> **DESCRIPTION OF THE TASK**
Set down a faithful copy of every record, and skip the pictures in it.

> **MATERIAL FOR THIS TASK**
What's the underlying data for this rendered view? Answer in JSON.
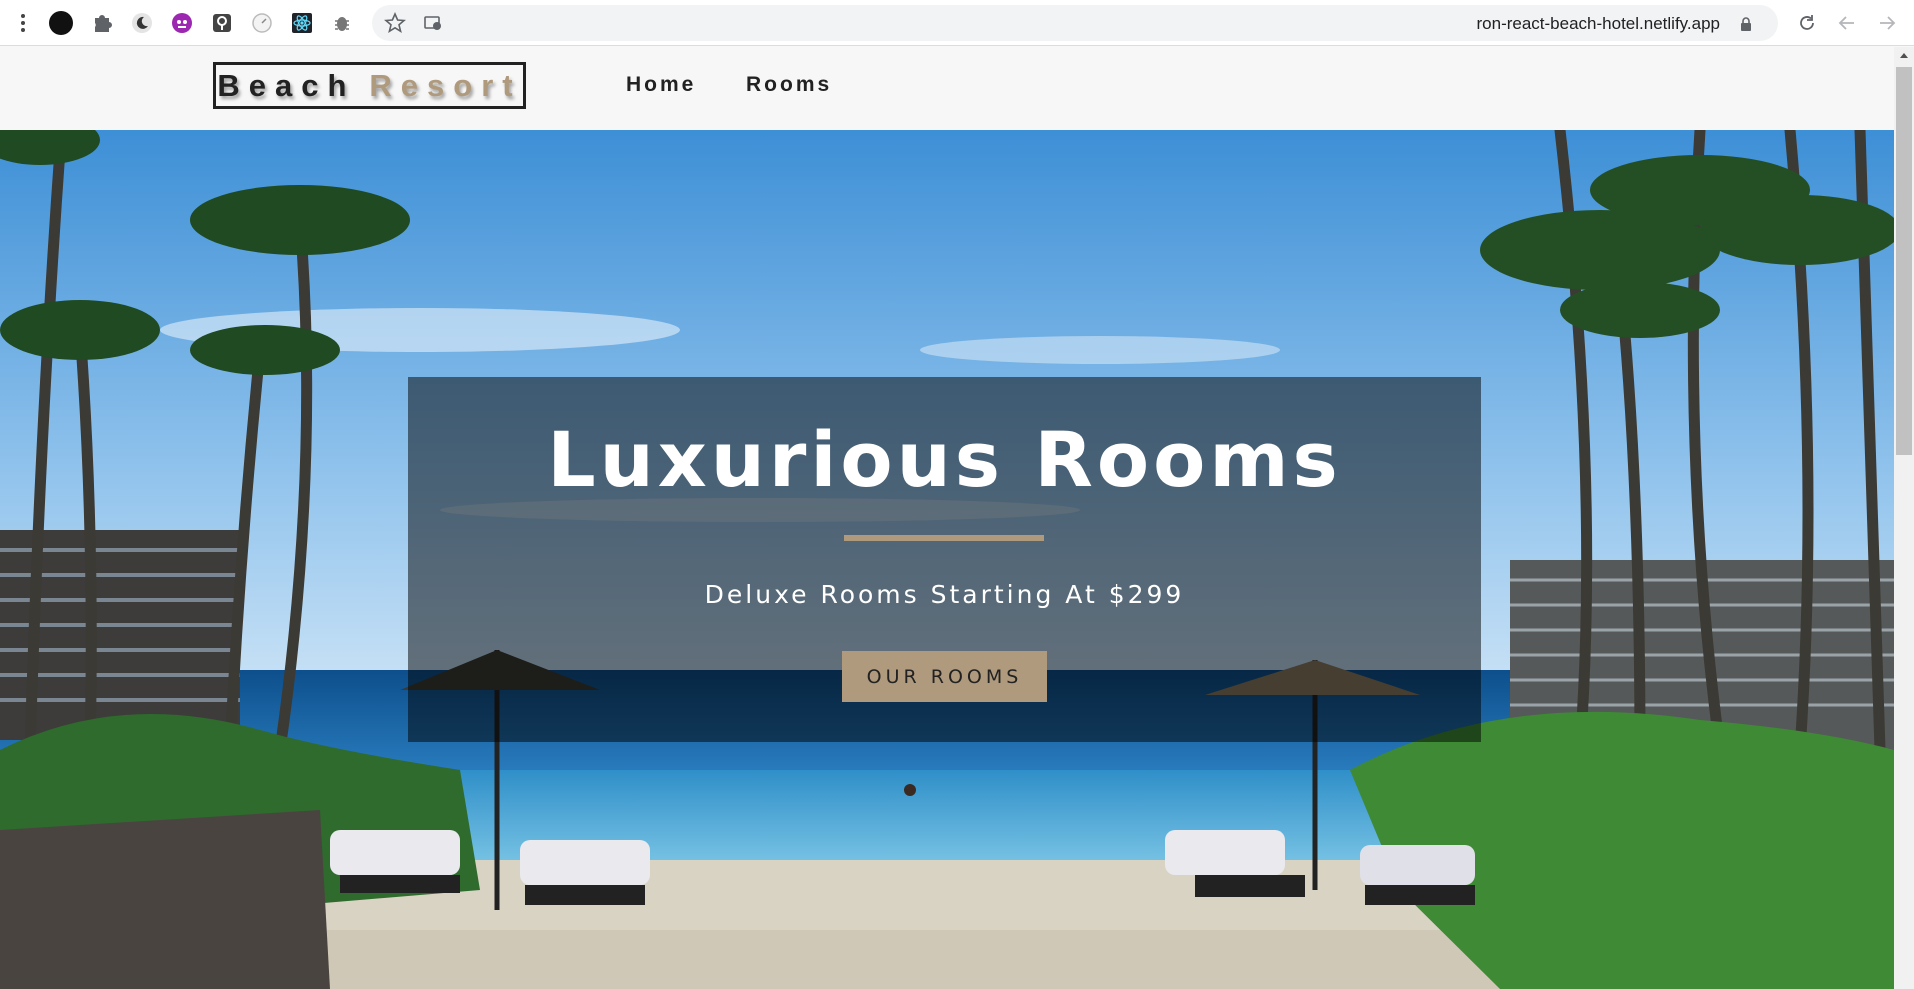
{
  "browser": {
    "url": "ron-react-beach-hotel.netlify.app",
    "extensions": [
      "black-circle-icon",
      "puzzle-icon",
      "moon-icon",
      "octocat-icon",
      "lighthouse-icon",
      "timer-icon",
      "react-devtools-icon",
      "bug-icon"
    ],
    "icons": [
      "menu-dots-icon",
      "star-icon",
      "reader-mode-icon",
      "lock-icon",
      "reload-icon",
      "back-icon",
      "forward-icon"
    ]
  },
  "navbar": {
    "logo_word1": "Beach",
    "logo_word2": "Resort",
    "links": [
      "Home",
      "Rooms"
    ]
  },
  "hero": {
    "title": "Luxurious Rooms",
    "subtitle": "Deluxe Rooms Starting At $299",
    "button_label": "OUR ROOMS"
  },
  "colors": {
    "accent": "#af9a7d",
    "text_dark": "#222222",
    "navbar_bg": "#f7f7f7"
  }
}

> **EXERCISE ANSWER**
What's the underlying data for this rendered view? Answer in JSON.
{
  "browser": {
    "url": "ron-react-beach-hotel.netlify.app",
    "extensions": [
      "black-circle-icon",
      "puzzle-icon",
      "moon-icon",
      "octocat-icon",
      "lighthouse-icon",
      "timer-icon",
      "react-devtools-icon",
      "bug-icon"
    ],
    "icons": [
      "menu-dots-icon",
      "star-icon",
      "reader-mode-icon",
      "lock-icon",
      "reload-icon",
      "back-icon",
      "forward-icon"
    ]
  },
  "navbar": {
    "logo_word1": "Beach",
    "logo_word2": "Resort",
    "links": [
      "Home",
      "Rooms"
    ]
  },
  "hero": {
    "title": "Luxurious Rooms",
    "subtitle": "Deluxe Rooms Starting At $299",
    "button_label": "OUR ROOMS"
  },
  "colors": {
    "accent": "#af9a7d",
    "text_dark": "#222222",
    "navbar_bg": "#f7f7f7"
  }
}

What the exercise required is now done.